*R-U-Ri-U-R-U-U-Ri*

The result should look like this

**6. Place the corner pieces on the last layer correctly**

By now you have only four corner pieces left and the Rubik’s Cube is solved! So, first you need to check if the corner pieces are placed correctly. If not, you need to move them. As you can see from the photo below, the colors on the corner pieces should match the three sides. The corner pieces could very well not be solved correctly but that is something for the next step to deal with.

The algorithm to use is:

*U-R-Ui-Li-U-Ri-Ui-L*

The result should look like this

**7. Solve the corner pieces on the last layer**

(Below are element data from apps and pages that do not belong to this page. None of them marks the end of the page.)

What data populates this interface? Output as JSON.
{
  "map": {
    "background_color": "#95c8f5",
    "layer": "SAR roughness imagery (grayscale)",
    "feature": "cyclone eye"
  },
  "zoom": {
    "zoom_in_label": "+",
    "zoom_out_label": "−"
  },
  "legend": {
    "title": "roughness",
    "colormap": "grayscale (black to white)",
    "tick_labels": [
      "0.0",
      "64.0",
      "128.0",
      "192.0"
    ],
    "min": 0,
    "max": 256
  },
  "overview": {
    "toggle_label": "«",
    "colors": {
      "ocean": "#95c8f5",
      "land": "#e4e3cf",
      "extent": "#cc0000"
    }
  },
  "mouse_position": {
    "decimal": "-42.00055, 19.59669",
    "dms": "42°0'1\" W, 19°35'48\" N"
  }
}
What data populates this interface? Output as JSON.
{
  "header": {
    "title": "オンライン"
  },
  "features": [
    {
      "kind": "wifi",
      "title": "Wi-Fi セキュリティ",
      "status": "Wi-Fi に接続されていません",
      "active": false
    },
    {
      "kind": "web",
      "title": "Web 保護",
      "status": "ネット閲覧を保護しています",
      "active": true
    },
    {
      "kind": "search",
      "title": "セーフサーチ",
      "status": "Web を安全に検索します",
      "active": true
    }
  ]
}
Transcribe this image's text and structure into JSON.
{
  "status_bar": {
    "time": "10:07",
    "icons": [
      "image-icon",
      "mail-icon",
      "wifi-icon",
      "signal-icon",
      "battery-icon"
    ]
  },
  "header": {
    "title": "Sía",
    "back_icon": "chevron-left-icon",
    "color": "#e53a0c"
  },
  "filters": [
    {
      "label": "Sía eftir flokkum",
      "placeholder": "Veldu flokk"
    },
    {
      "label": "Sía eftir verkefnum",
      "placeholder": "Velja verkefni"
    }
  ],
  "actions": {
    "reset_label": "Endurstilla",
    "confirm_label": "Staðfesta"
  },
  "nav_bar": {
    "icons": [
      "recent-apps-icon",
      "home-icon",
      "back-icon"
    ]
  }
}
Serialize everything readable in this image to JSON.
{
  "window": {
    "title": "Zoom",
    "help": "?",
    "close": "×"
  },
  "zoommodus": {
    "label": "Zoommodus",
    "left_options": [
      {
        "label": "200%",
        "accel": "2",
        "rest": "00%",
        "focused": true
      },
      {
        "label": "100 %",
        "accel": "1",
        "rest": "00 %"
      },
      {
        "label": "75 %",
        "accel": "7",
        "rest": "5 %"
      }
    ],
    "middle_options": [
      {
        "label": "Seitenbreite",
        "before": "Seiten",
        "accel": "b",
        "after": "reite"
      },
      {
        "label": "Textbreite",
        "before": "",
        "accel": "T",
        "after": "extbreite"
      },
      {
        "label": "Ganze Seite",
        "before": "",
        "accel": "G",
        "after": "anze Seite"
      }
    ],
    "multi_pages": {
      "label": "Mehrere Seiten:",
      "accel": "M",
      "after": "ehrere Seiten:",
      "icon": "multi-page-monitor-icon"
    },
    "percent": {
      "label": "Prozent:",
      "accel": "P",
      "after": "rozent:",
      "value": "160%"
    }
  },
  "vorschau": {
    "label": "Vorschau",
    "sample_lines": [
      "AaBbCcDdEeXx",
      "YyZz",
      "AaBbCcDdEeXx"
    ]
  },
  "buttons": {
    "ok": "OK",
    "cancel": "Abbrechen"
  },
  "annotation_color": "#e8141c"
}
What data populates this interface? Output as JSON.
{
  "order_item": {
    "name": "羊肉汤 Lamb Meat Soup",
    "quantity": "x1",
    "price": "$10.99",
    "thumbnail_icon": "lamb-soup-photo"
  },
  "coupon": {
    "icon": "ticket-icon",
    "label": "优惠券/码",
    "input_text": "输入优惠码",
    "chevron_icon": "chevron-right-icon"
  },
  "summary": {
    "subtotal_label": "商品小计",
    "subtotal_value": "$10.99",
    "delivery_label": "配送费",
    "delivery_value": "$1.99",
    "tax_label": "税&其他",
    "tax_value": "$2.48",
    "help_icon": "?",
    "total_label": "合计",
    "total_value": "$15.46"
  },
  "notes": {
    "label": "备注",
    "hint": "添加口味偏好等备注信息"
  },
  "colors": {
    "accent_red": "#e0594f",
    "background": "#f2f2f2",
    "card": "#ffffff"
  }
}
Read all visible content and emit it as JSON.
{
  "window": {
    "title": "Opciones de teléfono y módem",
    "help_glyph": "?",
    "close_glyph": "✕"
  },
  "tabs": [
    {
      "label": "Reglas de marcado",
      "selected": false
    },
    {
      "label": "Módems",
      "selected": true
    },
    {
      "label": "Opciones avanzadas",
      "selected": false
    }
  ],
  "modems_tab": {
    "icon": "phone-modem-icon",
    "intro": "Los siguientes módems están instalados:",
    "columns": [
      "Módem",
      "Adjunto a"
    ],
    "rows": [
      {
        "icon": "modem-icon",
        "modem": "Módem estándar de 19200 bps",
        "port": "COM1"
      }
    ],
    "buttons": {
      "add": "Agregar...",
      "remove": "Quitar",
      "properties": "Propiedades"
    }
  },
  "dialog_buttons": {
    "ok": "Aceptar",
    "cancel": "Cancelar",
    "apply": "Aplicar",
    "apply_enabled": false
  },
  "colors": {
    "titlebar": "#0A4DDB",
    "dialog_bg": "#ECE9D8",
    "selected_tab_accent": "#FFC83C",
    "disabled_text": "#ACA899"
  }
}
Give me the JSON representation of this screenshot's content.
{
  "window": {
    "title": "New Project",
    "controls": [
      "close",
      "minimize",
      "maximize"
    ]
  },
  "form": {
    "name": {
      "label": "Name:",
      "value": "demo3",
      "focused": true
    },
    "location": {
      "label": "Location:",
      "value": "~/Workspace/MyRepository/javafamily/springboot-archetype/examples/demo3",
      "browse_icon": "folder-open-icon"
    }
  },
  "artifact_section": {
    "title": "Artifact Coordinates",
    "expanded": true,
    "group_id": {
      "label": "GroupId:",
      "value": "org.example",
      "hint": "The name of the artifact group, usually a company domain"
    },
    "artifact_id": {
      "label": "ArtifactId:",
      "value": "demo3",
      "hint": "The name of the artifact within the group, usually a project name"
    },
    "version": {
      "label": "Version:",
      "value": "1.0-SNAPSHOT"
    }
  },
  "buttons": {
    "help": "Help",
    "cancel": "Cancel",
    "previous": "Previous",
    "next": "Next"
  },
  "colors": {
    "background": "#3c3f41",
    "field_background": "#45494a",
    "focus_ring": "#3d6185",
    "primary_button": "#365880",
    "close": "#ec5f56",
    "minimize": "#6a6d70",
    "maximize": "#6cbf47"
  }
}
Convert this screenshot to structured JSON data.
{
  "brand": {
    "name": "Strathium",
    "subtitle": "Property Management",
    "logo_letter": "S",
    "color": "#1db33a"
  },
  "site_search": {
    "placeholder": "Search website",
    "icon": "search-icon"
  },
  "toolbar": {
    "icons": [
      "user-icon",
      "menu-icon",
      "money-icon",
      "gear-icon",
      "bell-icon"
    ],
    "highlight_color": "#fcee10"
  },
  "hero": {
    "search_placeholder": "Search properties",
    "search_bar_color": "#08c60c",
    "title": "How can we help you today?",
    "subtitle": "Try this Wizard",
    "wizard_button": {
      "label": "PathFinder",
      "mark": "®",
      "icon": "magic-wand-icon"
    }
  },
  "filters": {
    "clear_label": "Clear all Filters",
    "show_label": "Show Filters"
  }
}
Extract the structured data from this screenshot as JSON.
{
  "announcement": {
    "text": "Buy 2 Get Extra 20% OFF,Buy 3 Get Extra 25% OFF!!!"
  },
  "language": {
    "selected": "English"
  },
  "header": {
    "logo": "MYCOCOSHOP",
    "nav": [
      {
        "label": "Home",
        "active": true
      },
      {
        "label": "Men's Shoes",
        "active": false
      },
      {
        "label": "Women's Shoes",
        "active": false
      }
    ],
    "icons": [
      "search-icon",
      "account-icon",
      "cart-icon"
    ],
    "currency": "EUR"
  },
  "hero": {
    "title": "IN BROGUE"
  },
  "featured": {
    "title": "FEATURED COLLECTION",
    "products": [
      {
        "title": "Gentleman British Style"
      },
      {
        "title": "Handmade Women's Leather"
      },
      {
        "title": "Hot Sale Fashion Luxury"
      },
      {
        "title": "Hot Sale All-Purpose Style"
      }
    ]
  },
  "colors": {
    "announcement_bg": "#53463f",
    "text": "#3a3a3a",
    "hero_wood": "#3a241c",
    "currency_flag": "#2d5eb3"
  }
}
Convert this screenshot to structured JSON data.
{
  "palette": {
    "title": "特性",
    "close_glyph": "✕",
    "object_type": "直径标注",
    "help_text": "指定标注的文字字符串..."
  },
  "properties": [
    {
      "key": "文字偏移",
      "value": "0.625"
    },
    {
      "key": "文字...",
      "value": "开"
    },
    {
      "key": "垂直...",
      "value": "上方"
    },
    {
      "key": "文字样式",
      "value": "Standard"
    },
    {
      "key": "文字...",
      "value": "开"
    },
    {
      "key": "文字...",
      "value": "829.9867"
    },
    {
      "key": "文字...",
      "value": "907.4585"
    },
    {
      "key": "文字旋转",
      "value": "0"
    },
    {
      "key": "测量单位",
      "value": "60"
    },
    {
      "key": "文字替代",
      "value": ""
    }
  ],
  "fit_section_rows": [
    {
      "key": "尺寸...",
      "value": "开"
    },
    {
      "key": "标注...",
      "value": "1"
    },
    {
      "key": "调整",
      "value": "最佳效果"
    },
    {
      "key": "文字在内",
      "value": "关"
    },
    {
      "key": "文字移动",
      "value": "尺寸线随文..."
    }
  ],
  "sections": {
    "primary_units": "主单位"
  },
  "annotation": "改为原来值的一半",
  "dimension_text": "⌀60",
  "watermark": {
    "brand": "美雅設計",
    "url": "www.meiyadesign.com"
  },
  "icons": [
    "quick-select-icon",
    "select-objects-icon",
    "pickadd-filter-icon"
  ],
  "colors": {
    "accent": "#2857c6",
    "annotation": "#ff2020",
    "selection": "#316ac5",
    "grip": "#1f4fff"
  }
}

Almost there! You only need to twist the corner pieces to finish the cube! Be sure to keep the corner piece that you will solve at your right thumb – the corner facing towards you at the right side. Repeat the algorithm until the correct color is on top. This last step is very easy but also has a tricky move. If you need to solve more than one corner piece, you need to rotate the top layer after finishing a corner. Rotate the top layer counter-clockwise so that you get a new corner piece ready to go through the algorithm.

The algorithm to be used is:

*Ri-Di-R-D*

The result should look like this

Finally.. here is a video of my kid solving the Rubik’s Cube using the approach described above. Kids really love the cube and be able to actually solve it is a great experience for them!

## 2 comments for “If a 6 year old kid is able to solve a Rubik’s Cube everyone can do it”